An eight year saga between Macon and Jackson County has finally reached a resolution as the Macon County Board of Commissioners approved a new county border between the two counties. After leadership in both counties debated back and forth for the better part of the last decade, the state of North Carolina finally reached a decision solidifying the border between the two counties where Cashiers meets Highlands.
Macon County Commissioner Chairman Jim Tate first brought the issue to the board’s attention in 2013 — when concerns of fire response first arose. Emergency personnel from one county would have to cross into the neighboring county before ending back up in their county of origin. Tate wanted to look at the county line based on the fact that areas in the Highlands and Cashiers areas were landlocked by national forests, and while the only way to access the areas in questions was through Macon County, the county line indicated the homes were in Jackson County. The initial issue was brought up in 2013 after Tate discovered a constituent was being taxed for eight acres in Jackson and five acres in Macon when he only owned 10 acres of property.
Due to geography and other factors, the homes receive services from Macon County, but pay taxes to Jackson County, meaning such services as law enforcement and emergency management were being provided to Jackson County residents at the expense of Macon County taxpayers.
The issue came down to tax dollars — Macon County had requested about $160,000 from Jackson County to cover the costs of offering emergency services to residents in the area that are technically located in Jackson County. While Jackson County receives the property tax revenue from these homes, Macon County is burdened with the responsibility of providing emergency services. Since the discussion first began, Jackson County has taken the first step to compensate Macon County. Initially, Jackson County approved a fire tax that generates $50,000 to the Highlands Fire Department. Jackson County commissioners approved the new fire tax for about 300 properties that are technically located within Jackson County, yet receive fire services from the Highlands Fire Department. The fire tax was expected to generate $50,000 in revenue that is directly allocated to the Highlands fire department.

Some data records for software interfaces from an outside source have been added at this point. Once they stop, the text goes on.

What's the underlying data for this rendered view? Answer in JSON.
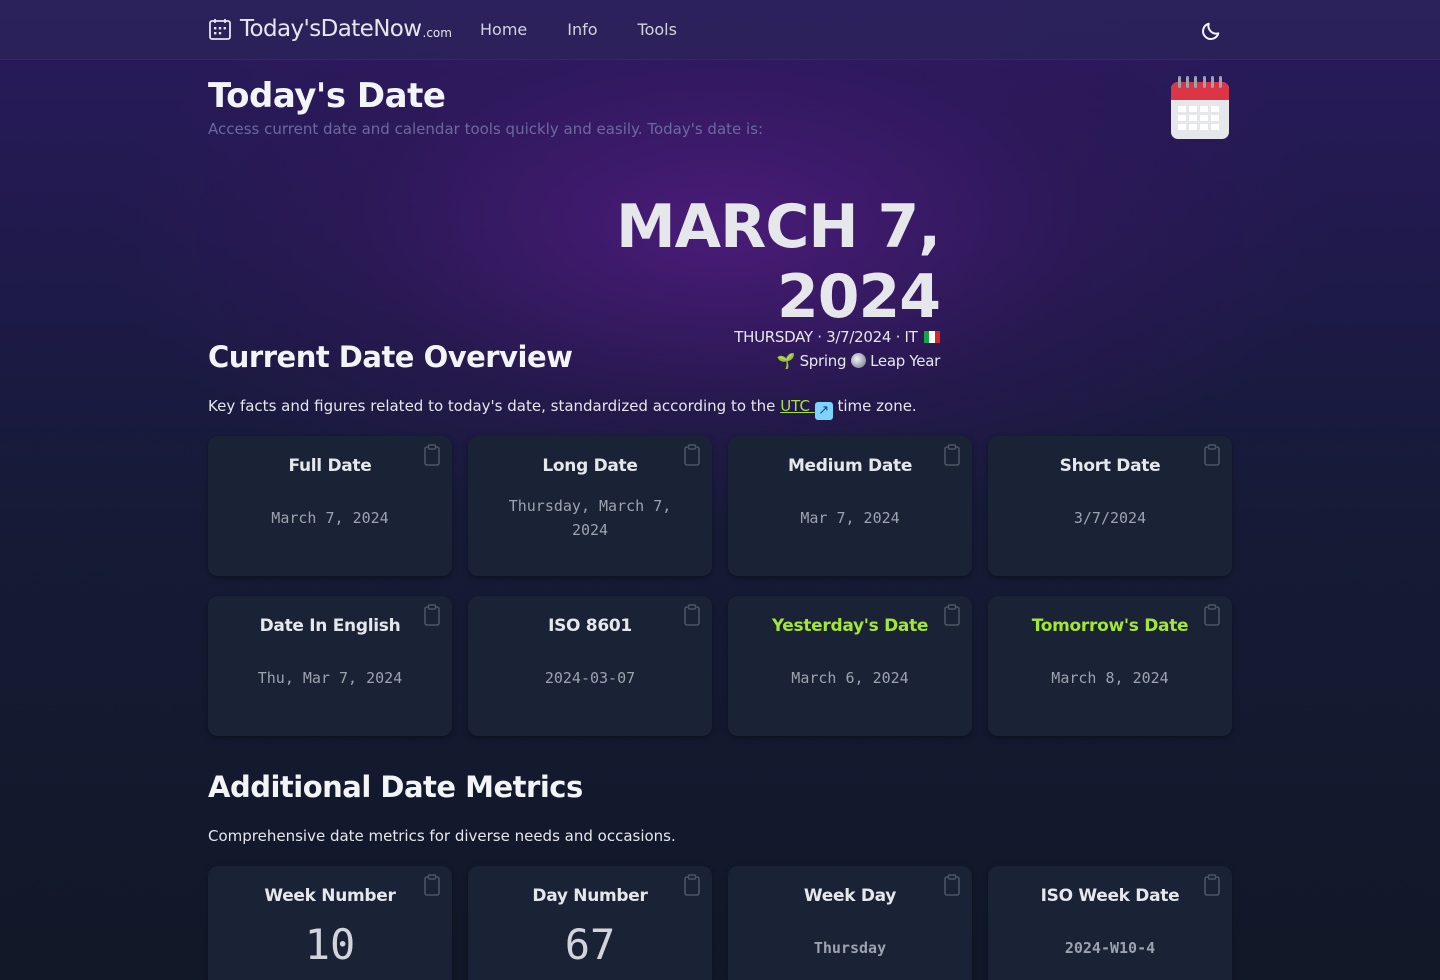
{
  "header": {
    "brand_name": "Today'sDateNow",
    "brand_suffix": ".com",
    "nav": [
      {
        "label": "Home"
      },
      {
        "label": "Info"
      },
      {
        "label": "Tools"
      }
    ]
  },
  "title": {
    "heading": "Today's Date",
    "subtitle": "Access current date and calendar tools quickly and easily. Today's date is:"
  },
  "hero": {
    "date": "MARCH 7, 2024",
    "line1": "THURSDAY · 3/7/2024 · IT",
    "season": "Spring",
    "leap": "Leap Year"
  },
  "overview": {
    "title": "Current Date Overview",
    "desc_before": "Key facts and figures related to today's date, standardized according to the ",
    "desc_link": "UTC",
    "desc_after": " time zone.",
    "cards": [
      {
        "title": "Full Date",
        "value": "March 7, 2024"
      },
      {
        "title": "Long Date",
        "value": "Thursday, March 7, 2024"
      },
      {
        "title": "Medium Date",
        "value": "Mar 7, 2024"
      },
      {
        "title": "Short Date",
        "value": "3/7/2024"
      },
      {
        "title": "Date In English",
        "value": "Thu, Mar 7, 2024"
      },
      {
        "title": "ISO 8601",
        "value": "2024-03-07"
      },
      {
        "title": "Yesterday's Date",
        "value": "March 6, 2024"
      },
      {
        "title": "Tomorrow's Date",
        "value": "March 8, 2024"
      }
    ]
  },
  "metrics": {
    "title": "Additional Date Metrics",
    "desc": "Comprehensive date metrics for diverse needs and occasions.",
    "cards": [
      {
        "title": "Week Number",
        "value": "10"
      },
      {
        "title": "Day Number",
        "value": "67"
      },
      {
        "title": "Week Day",
        "value": "Thursday"
      },
      {
        "title": "ISO Week Date",
        "value": "2024-W10-4"
      }
    ]
  },
  "colors": {
    "accent_green": "#a3e635",
    "card_bg": "#1a2235",
    "hero_glow": "#581c87"
  },
  "icons": {
    "brand": "calendar-grid-icon",
    "theme": "moon-icon",
    "hero_badge": "calendar-emoji-icon",
    "copy": "clipboard-icon",
    "external": "external-link-icon"
  }
}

Since first learning of the border dispute, Chairman Tate has spent countless hours working with state, Macon and Jackson county leaders to decide on where the county line runs between Cashiers and Highlands. The North Carolina Department of Public Safety’s Emergency Management Division even completed an extensive survey of the Macon County border lines and first issued a preliminary report to the county in 2017. However, the final report was presented to Macon commissioners just last week.
“The county border report from the state used boundary information from information derived from three sources,” said County Manager Derek Roland. “It was based on field evidence, ride line information from 2005, and North Carolina Department of Transportation maps.”

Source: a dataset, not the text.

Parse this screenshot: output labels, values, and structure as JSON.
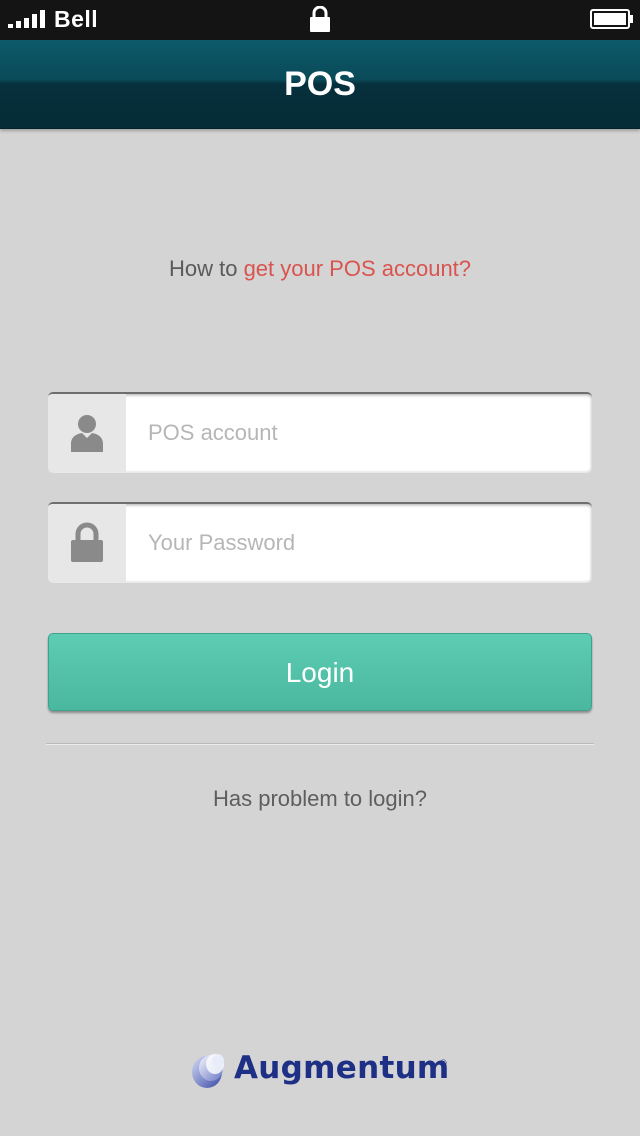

The maps show where the county’s boundaries are based on those three sources. Roland said the final boundary lines were developed after combining all three sources and developing an average and then issued the final boundary line to county officials.
Simply agreeing on the borders between the two counties was easier said than done — as the shift in the boundary line would change where home owners paid their taxes — with hundreds of thousands of dollars in annual tax revenues to consider — county leaders were mindful of the impact the new border would have on the county at large, not just individual homeowners.

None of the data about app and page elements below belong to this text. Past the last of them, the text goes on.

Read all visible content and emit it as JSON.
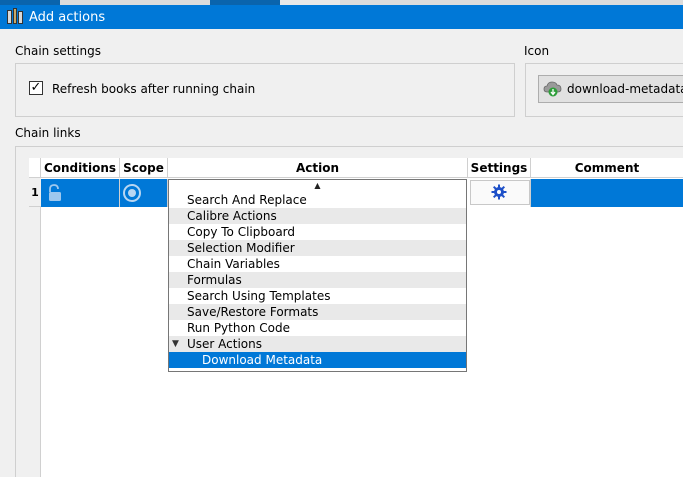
{
  "window": {
    "title": "Add actions"
  },
  "chain_settings": {
    "label": "Chain settings",
    "refresh_checkbox": {
      "checked": true,
      "check_mark": "✓",
      "label": "Refresh books after running chain"
    }
  },
  "icon_section": {
    "label": "Icon",
    "button_label": "download-metadata.",
    "icon": "cloud-download-icon"
  },
  "chain_links": {
    "label": "Chain links",
    "columns": [
      "Conditions",
      "Scope",
      "Action",
      "Settings",
      "Comment"
    ],
    "rows": [
      {
        "number": "1",
        "conditions_icon": "unlock-icon",
        "scope_icon": "radio-target-icon",
        "settings_icon": "gear-icon",
        "comment": ""
      }
    ]
  },
  "action_dropdown": {
    "scroll_up_glyph": "▲",
    "items": [
      {
        "label": "Search And Replace"
      },
      {
        "label": "Calibre Actions"
      },
      {
        "label": "Copy To Clipboard"
      },
      {
        "label": "Selection Modifier"
      },
      {
        "label": "Chain Variables"
      },
      {
        "label": "Formulas"
      },
      {
        "label": "Search Using Templates"
      },
      {
        "label": "Save/Restore Formats"
      },
      {
        "label": "Run Python Code"
      },
      {
        "label": "User Actions",
        "expanded": true,
        "expand_glyph": "▼"
      },
      {
        "label": "Download Metadata",
        "selected": true,
        "child": true
      }
    ]
  },
  "colors": {
    "accent": "#0078d7",
    "titlebar": "#0078d7",
    "window_bg": "#f0f0f0",
    "gear": "#1e50c8"
  }
}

Two hundred and nineteen parcels were in question in the dispute, including 17 tax exempt parcels, one belonging to Western Carolina University and 16 to the U.S. Forest Service. While original estimates had Jackson County losing a substantial amount of tax revenues due to a border change, the final maps saw a net change of $16,000 — revenue Jackson County will lose and Macon County will gain.
Eighty three Jackson land parcels will lose 68.8 acres with 21 acres coming from one parcel. Thirty eight parcels will gain 12.71 acres from Macon County. That includes 18 parcels of land ranging from .04 to 1.33 acres which had previously been taxed only in Macon. Five houses will go to Macon and one to Jackson. Eighteen homes will be split between both counties, meaning owners will have to pay taxes to both counties. Eight houses were previously taxed only in Jackson County and nine were taxed only in Macon. One home had not been taxed in either. Some of the property owners were already paying taxes in both counties. Now their bills will be adjusted to reflect the home being divided between counties.
Macon County is gaining a little over $13 million in property values on various land and buildings — while losing $8.5 million in property values. While the net gain for Macon County is $4,441,145 in property values — that amounts to nearly $16,000 in tax revenue.